The local girls all swoon for Gaston, excluding Belle.
She really IS a funny girl.
From there, a narrator explains how Belle ends up in the castle and you're treated to the famous dinner scene, with a good dozen or more performers, and then meet the Beast. Despite a few initially awkward moments, Belle and the Beast get along.
Belle's happiness is short-lived however, when Gaston, jealous that Belle doesn't return his affection, rallies some of the villagers in an effort to kill the Beast.
Ultimately, in a scene that's subtle and won't frighten small children, Gaston is defeated and the Beast, through Belle's love, is transformed back into a prince.
And, well, you know the rest: They lived happily ever after.
It may have been the cold weather, but there was something extra special about the performance I saw in early December. The performers, while always good if not excellent, seemed perfectly suited for their roles, particularly Gaston, who had an incredible voice. During the "Be Our Guest" segment, the dancers seemed to be adding their own little touches, fitting and not at all out of place, but different enough that if you've seen the show many times before, you'd notice.
It really added something to the show. I'm not sure if they've changed the choreography or not, but I really liked it.
But what made this performance extra special is the thing that I always say about Disney: That they just "get it," and in turn guests feel that difference, even if they don't expect it. Prior to the show I talked to the couple with twin daughters who were sitting in front of me. Hailing from Seattle, it was their first trip and, it turns out, it was pretty obvious they'd done almost no planning (I bit my tongue). As a result, they didn't realize what they were going to see and didn't even seem to care. As soon as the show started however, I noticed they were all literally sitting on the edge of their seats. At one point, the mom got a huge smile on her face and started spontaneously clapping right in the middle of a song. Seeing an adult who was previously not even interested in seeing the show start clapping like a small child out of excitement, well that just has a certain charm, doesn't it?
Beauty and the Beast Live on Stage adds a lot to your visit to Hollywood Studios. Make sure you take an opportunity to see this wonderful performance. And as a mom of two boys, I say if yours won't go, make them.
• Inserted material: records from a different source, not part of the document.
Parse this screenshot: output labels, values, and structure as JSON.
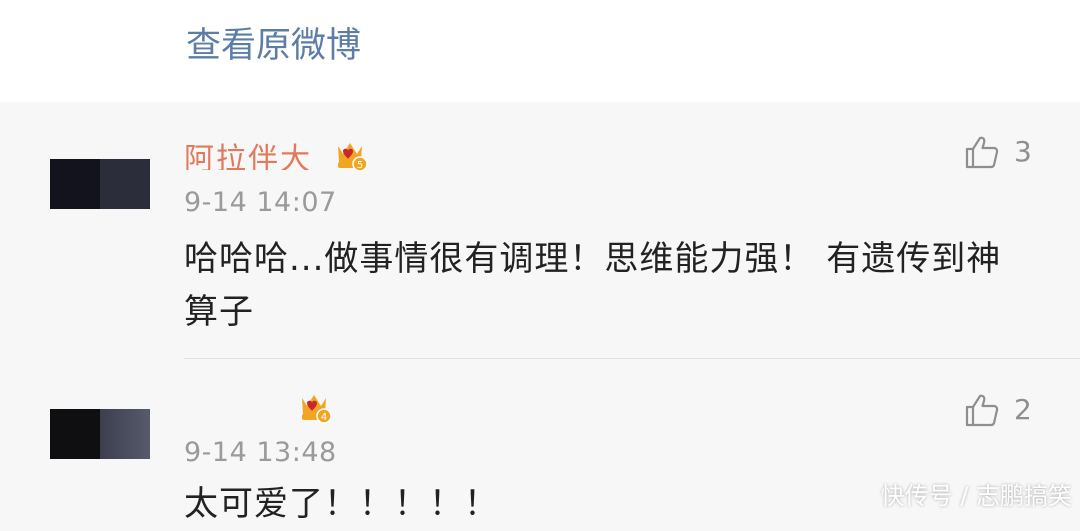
{
  "header": {
    "view_original": "查看原微博"
  },
  "comments": [
    {
      "username": "阿拉伴大",
      "badge_icon": "crown-vip-badge-icon",
      "badge_level": "5",
      "time": "9-14 14:07",
      "text": "哈哈哈...做事情很有调理！思维能力强！ 有遗传到神算子",
      "like_count": "3"
    },
    {
      "username": "",
      "badge_icon": "crown-vip-badge-icon",
      "badge_level": "4",
      "time": "9-14 13:48",
      "text": "太可爱了！！！！！",
      "like_count": "2"
    }
  ],
  "watermark": "快传号 / 志鹏搞笑",
  "colors": {
    "link": "#5b7da6",
    "username": "#e17a5a",
    "badge": "#f0a623"
  }
}
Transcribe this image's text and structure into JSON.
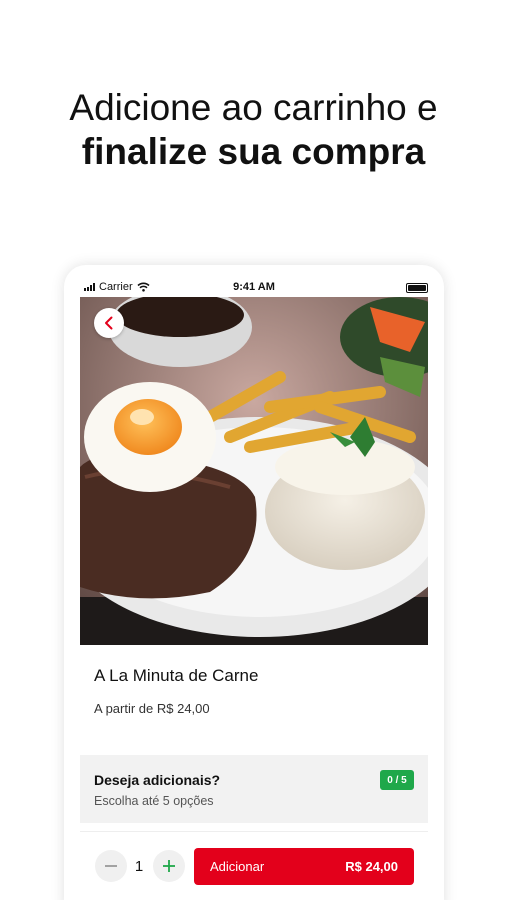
{
  "headline": {
    "line1": "Adicione ao carrinho e",
    "line2": "finalize sua compra"
  },
  "status_bar": {
    "carrier": "Carrier",
    "time": "9:41 AM"
  },
  "product": {
    "name": "A La Minuta de Carne",
    "price": "A partir de R$ 24,00"
  },
  "addons": {
    "title": "Deseja adicionais?",
    "subtitle": "Escolha até 5 opções",
    "badge": "0 / 5"
  },
  "cart": {
    "quantity": "1",
    "add_label": "Adicionar",
    "total": "R$ 24,00"
  },
  "colors": {
    "accent": "#e3001b",
    "badge": "#1fa84a",
    "plus_icon": "#1fa84a"
  }
}
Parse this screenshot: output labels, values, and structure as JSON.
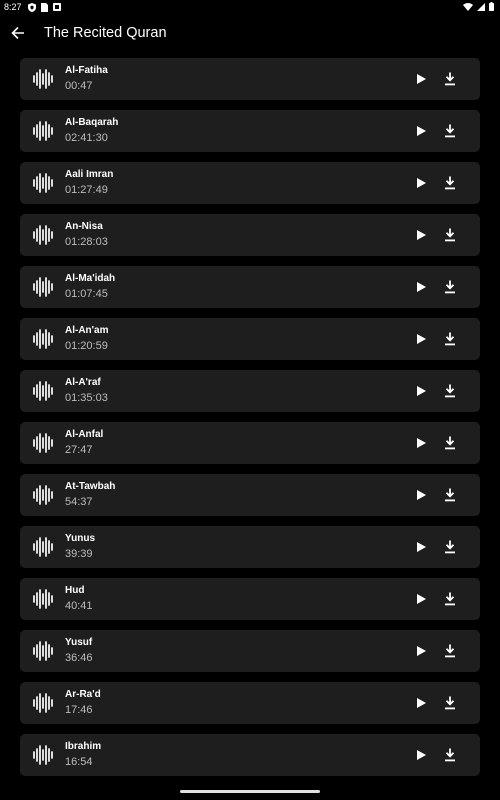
{
  "status_bar": {
    "time": "8:27"
  },
  "app_bar": {
    "title": "The Recited Quran"
  },
  "tracks": [
    {
      "name": "Al-Fatiha",
      "duration": "00:47"
    },
    {
      "name": "Al-Baqarah",
      "duration": "02:41:30"
    },
    {
      "name": "Aali Imran",
      "duration": "01:27:49"
    },
    {
      "name": "An-Nisa",
      "duration": "01:28:03"
    },
    {
      "name": "Al-Ma'idah",
      "duration": "01:07:45"
    },
    {
      "name": "Al-An'am",
      "duration": "01:20:59"
    },
    {
      "name": "Al-A'raf",
      "duration": "01:35:03"
    },
    {
      "name": "Al-Anfal",
      "duration": "27:47"
    },
    {
      "name": "At-Tawbah",
      "duration": "54:37"
    },
    {
      "name": "Yunus",
      "duration": "39:39"
    },
    {
      "name": "Hud",
      "duration": "40:41"
    },
    {
      "name": "Yusuf",
      "duration": "36:46"
    },
    {
      "name": "Ar-Ra'd",
      "duration": "17:46"
    },
    {
      "name": "Ibrahim",
      "duration": "16:54"
    }
  ],
  "icons": {
    "back": "arrow-back-icon",
    "track": "audio-wave-icon",
    "play": "play-icon",
    "download": "download-icon"
  },
  "colors": {
    "background": "#000000",
    "card": "#1e1e1e",
    "text": "#ffffff",
    "secondary_text": "#bdbdbd"
  }
}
I promise they'll like it too.
The theater is wheelchair accessible and covered, so performances can continue even on rainy days. For individuals with sensory issues, the music may be a bit loud, but there are no loud booms or flashes that might disturb some guests; sitting in the back should help somewhat. During slower times of the year, show times begin at 11:30 and end around 5:30; during the busier season, expect shows to start at 10:30 and continue until around 7:00. Plan on showing up about twenty minutes prior to showtime for the best seats.